A company I worked with for a long time operated an online system called XTM. I didn’t like XTM all that much, but it was an alright system to use as long as the agency’s connection is quite stable. But I eventually parted ways with this company after a few years. No matter how much I translated for them, I just received compensation for my work and I wasn’t able to keep any of the TMs. (Also, I couldn’t translate efficiently because I wasn’t able to use online resources (other than TM in XTM) while I worked.) Another company I work with uses the same XTM, but this company accepted my request and agreed to let me use my own CAT tool for their projects. So I receive the source document from the company and work on it using my own CAT tool. (I think that translators of other language pairs are still working from the XTM.) I send them a TMX file after translation if they request it. (The reason why agencies ask for TMX files is to find TM matches for future projects so that they can request discounts. This I am okay with.)

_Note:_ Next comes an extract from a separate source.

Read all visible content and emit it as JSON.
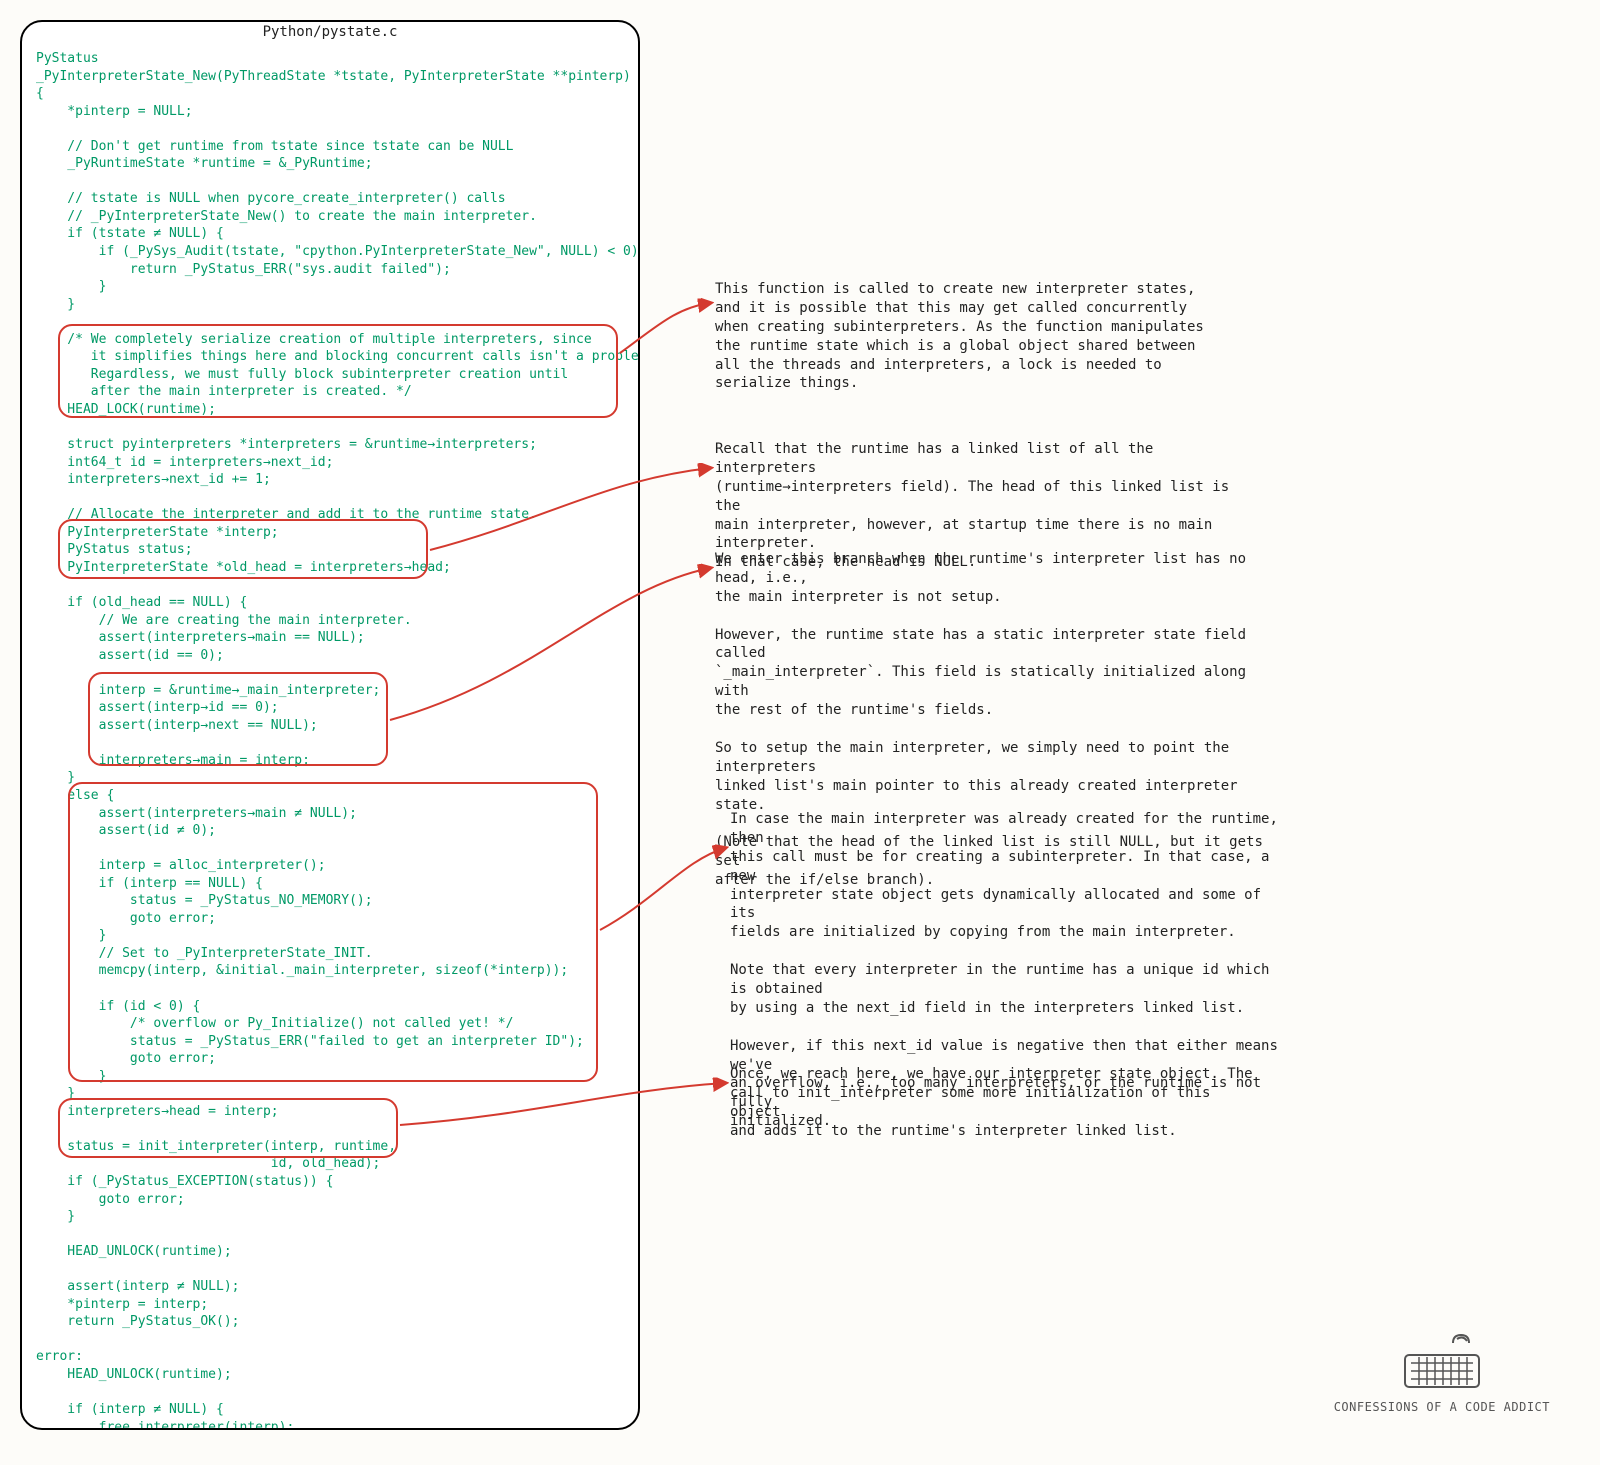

Which would you choose? Would you rather use an online system which may be easier in the short run (not that easy, though, because one has to get used to a new system), or would you use your own CAT tool though it may be difficult and expensive?